[Dataset rows describing interfaces]
........

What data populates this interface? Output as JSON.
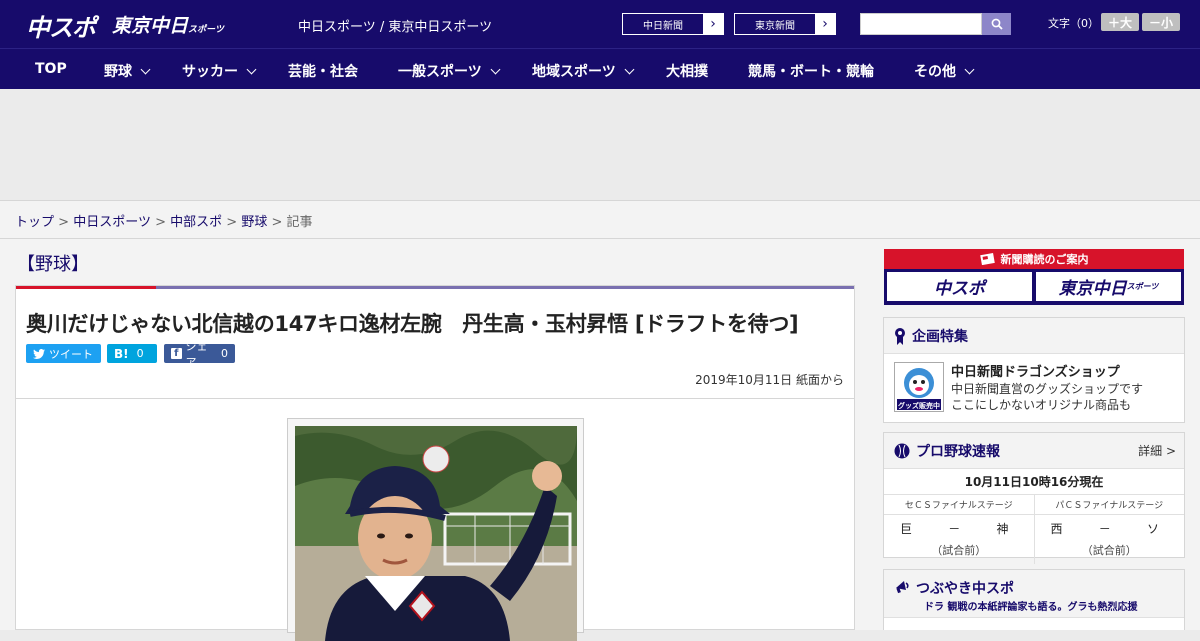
{
  "header": {
    "logo_main": "中スポ",
    "logo_sub": "東京中日",
    "logo_sub_small": "スポーツ",
    "site_title": "中日スポーツ / 東京中日スポーツ",
    "paper_links": [
      "中日新聞",
      "東京新聞"
    ],
    "text_size_label": "文字（0）",
    "text_bigger": "＋大",
    "text_smaller": "－小"
  },
  "nav": {
    "items": [
      {
        "label": "TOP",
        "dropdown": false
      },
      {
        "label": "野球",
        "dropdown": true
      },
      {
        "label": "サッカー",
        "dropdown": true
      },
      {
        "label": "芸能・社会",
        "dropdown": false
      },
      {
        "label": "一般スポーツ",
        "dropdown": true
      },
      {
        "label": "地域スポーツ",
        "dropdown": true
      },
      {
        "label": "大相撲",
        "dropdown": false
      },
      {
        "label": "競馬・ボート・競輪",
        "dropdown": false
      },
      {
        "label": "その他",
        "dropdown": true
      }
    ]
  },
  "breadcrumb": {
    "items": [
      "トップ",
      "中日スポーツ",
      "中部スポ",
      "野球"
    ],
    "current": "記事",
    "separator": ">"
  },
  "article": {
    "category": "【野球】",
    "headline": "奥川だけじゃない北信越の147キロ逸材左腕　丹生高・玉村昇悟 [ドラフトを待つ]",
    "share": {
      "tweet": "ツイート",
      "hatena_count": "0",
      "facebook_label": "シェア",
      "facebook_count": "0"
    },
    "date": "2019年10月11日 紙面から"
  },
  "sidebar": {
    "subscription": {
      "head": "新聞購読のご案内",
      "logo1": "中スポ",
      "logo2": "東京中日",
      "logo2_small": "スポーツ"
    },
    "feature": {
      "title": "企画特集",
      "item_title": "中日新聞ドラゴンズショップ",
      "item_desc1": "中日新聞直営のグッズショップです",
      "item_desc2": "ここにしかないオリジナル商品も",
      "thumb_label": "グッズ販売中"
    },
    "baseball": {
      "title": "プロ野球速報",
      "more": "詳細 >",
      "time": "10月11日10時16分現在",
      "games": [
        {
          "stage": "セＣＳファイナルステージ",
          "home": "巨",
          "dash": "－",
          "away": "神",
          "status": "（試合前）"
        },
        {
          "stage": "パＣＳファイナルステージ",
          "home": "西",
          "dash": "－",
          "away": "ソ",
          "status": "（試合前）"
        }
      ]
    },
    "tweets": {
      "title": "つぶやき中スポ",
      "sub": "ドラ 観戦の本紙評論家も語る。グラも熱烈応援"
    }
  },
  "colors": {
    "brand": "#170b6b",
    "accent_red": "#d7132a",
    "twitter": "#1da1f2",
    "hatena": "#00a4de",
    "facebook": "#3b5998"
  }
}
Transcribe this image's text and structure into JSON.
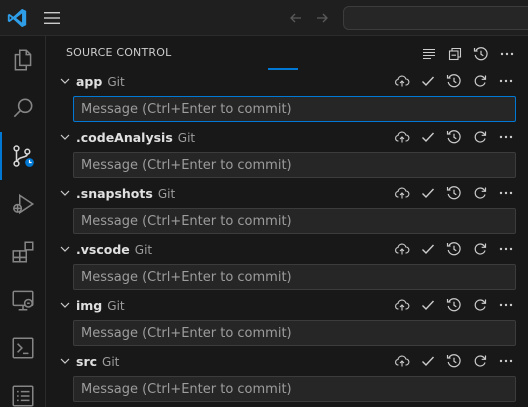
{
  "titlebar": {
    "logo": "vscode-logo-icon",
    "menu": "hamburger-menu-icon",
    "back": "arrow-left-icon",
    "forward": "arrow-right-icon",
    "search_value": ""
  },
  "activity": [
    "files-icon",
    "search-icon",
    "source-control-icon",
    "run-debug-icon",
    "extensions-icon",
    "remote-explorer-icon",
    "terminal-icon",
    "list-icon"
  ],
  "sidebar": {
    "title": "SOURCE CONTROL",
    "header_actions": [
      "view-as-list-icon",
      "collapse-all-icon",
      "history-icon",
      "more-actions-icon"
    ]
  },
  "repos": [
    {
      "name": "app",
      "provider": "Git",
      "placeholder": "Message (Ctrl+Enter to commit)",
      "message": ""
    },
    {
      "name": ".codeAnalysis",
      "provider": "Git",
      "placeholder": "Message (Ctrl+Enter to commit)",
      "message": ""
    },
    {
      "name": ".snapshots",
      "provider": "Git",
      "placeholder": "Message (Ctrl+Enter to commit)",
      "message": ""
    },
    {
      "name": ".vscode",
      "provider": "Git",
      "placeholder": "Message (Ctrl+Enter to commit)",
      "message": ""
    },
    {
      "name": "img",
      "provider": "Git",
      "placeholder": "Message (Ctrl+Enter to commit)",
      "message": ""
    },
    {
      "name": "src",
      "provider": "Git",
      "placeholder": "Message (Ctrl+Enter to commit)",
      "message": ""
    }
  ],
  "repo_actions": [
    "cloud-upload-icon",
    "check-icon",
    "history-icon",
    "refresh-icon",
    "more-actions-icon"
  ],
  "colors": {
    "accent": "#0078d4",
    "background": "#181818",
    "input_background": "#262626"
  }
}
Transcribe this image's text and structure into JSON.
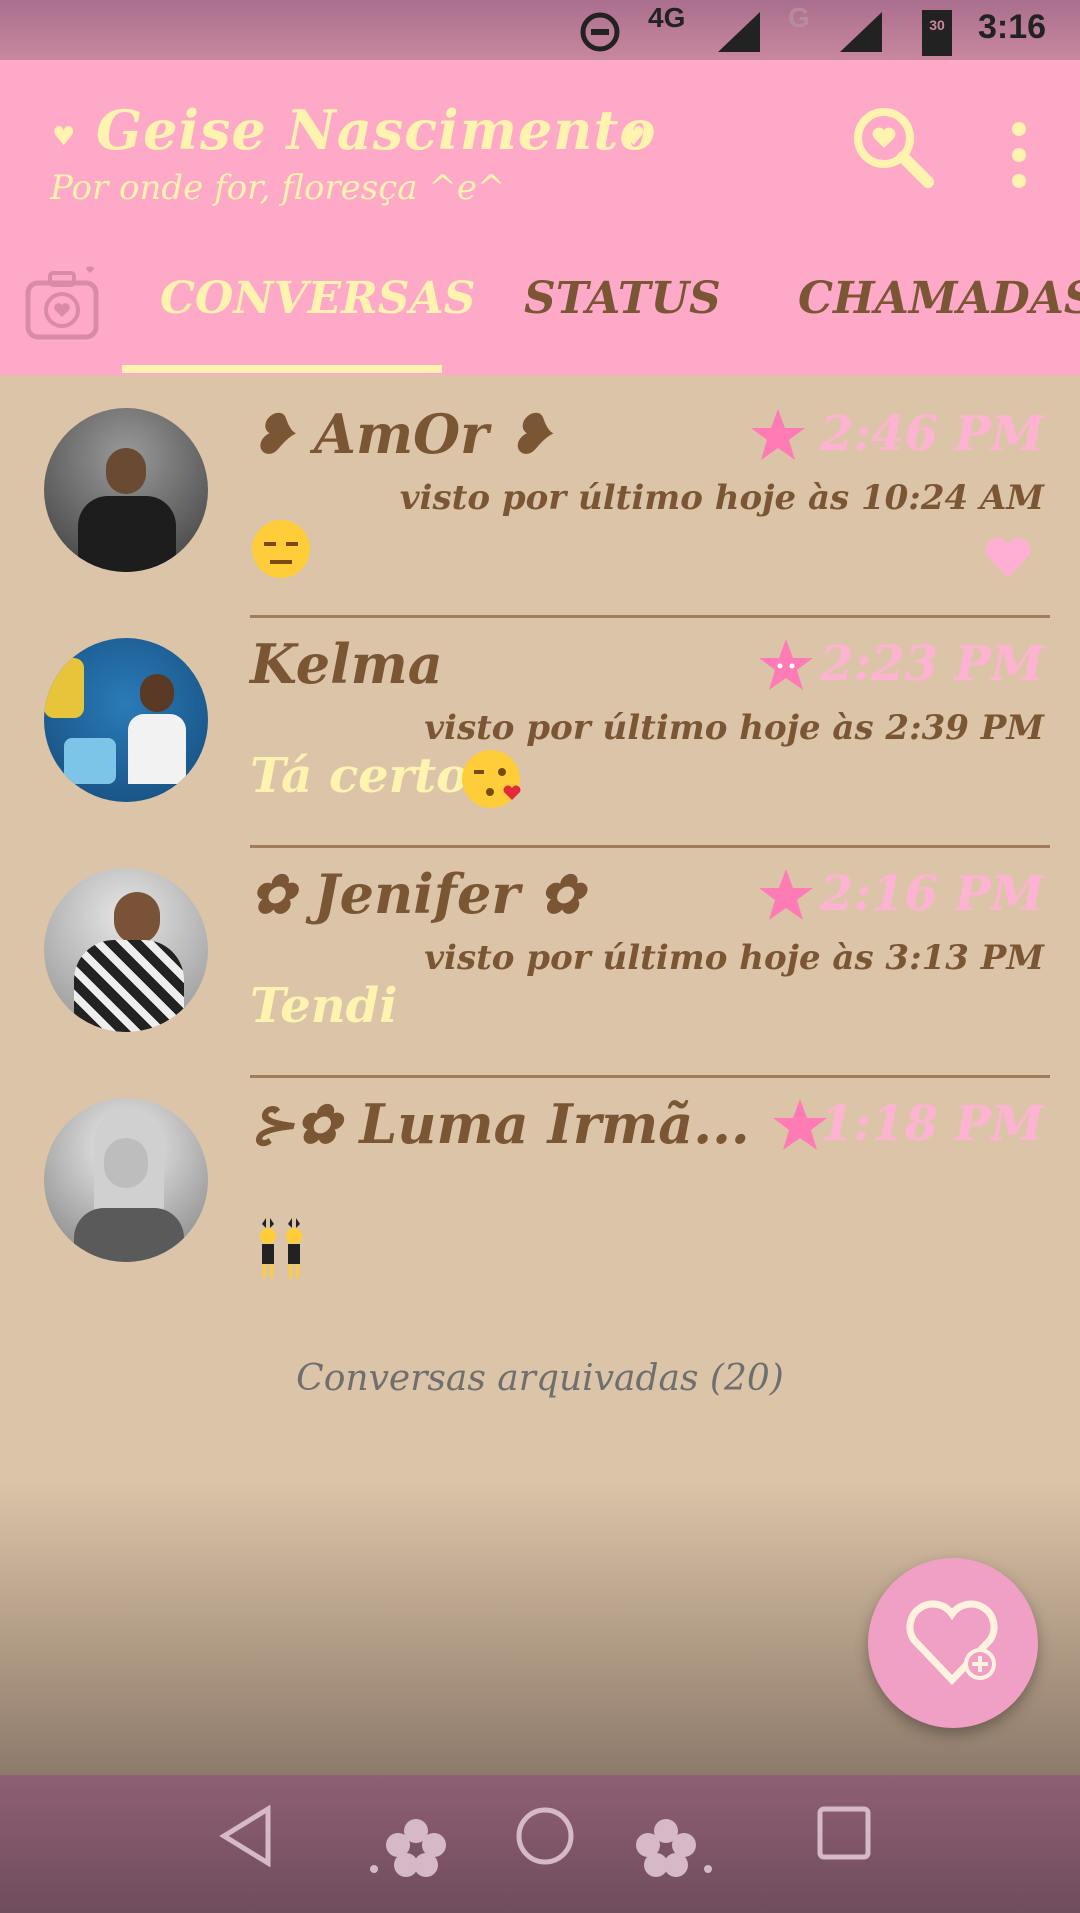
{
  "status_bar": {
    "network_4g": "4G",
    "network_g": "G",
    "battery": "30",
    "time": "3:16"
  },
  "app_bar": {
    "title": "Geise Nascimento",
    "subtitle": "Por onde for, floresça ^e^",
    "title_color": "#fff3b0",
    "background": "#ffa9c8"
  },
  "tabs": [
    {
      "label": "CONVERSAS",
      "selected": true
    },
    {
      "label": "STATUS",
      "selected": false
    },
    {
      "label": "CHAMADAS",
      "selected": false
    }
  ],
  "chats": [
    {
      "name": "❥ AmOr ❥",
      "time": "2:46 PM",
      "seen": "visto por último hoje às 10:24 AM",
      "message": "",
      "emoji": "expressionless-face-emoji",
      "pinned_heart": true
    },
    {
      "name": "Kelma",
      "time": "2:23 PM",
      "seen": "visto por último hoje às 2:39 PM",
      "message": "Tá certo",
      "emoji": "kissing-face-emoji",
      "pinned_heart": false
    },
    {
      "name": "✿ Jenifer ✿",
      "time": "2:16 PM",
      "seen": "visto por último hoje às 3:13 PM",
      "message": "Tendi",
      "emoji": "",
      "pinned_heart": false
    },
    {
      "name": "⊱✿ Luma Irmã...",
      "time": "1:18 PM",
      "seen": "",
      "message": "",
      "emoji": "dancing-women-emoji",
      "pinned_heart": false
    }
  ],
  "archived": "Conversas arquivadas (20)",
  "colors": {
    "list_background": "#dcc4a8",
    "name_color": "#7a5634",
    "time_color": "#ffb3d3",
    "message_color": "#fff3b0",
    "fab": "#f0a0c4"
  }
}
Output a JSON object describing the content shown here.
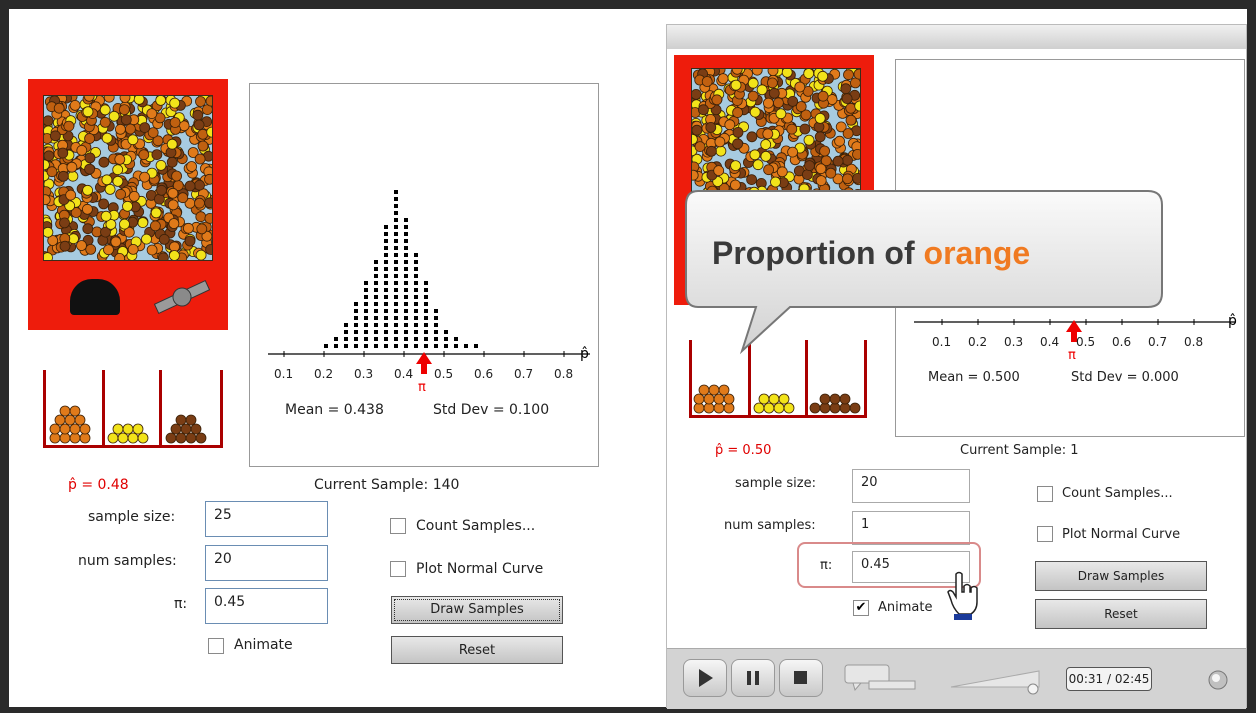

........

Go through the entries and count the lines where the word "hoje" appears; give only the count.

§ **THE ANSWER**: 3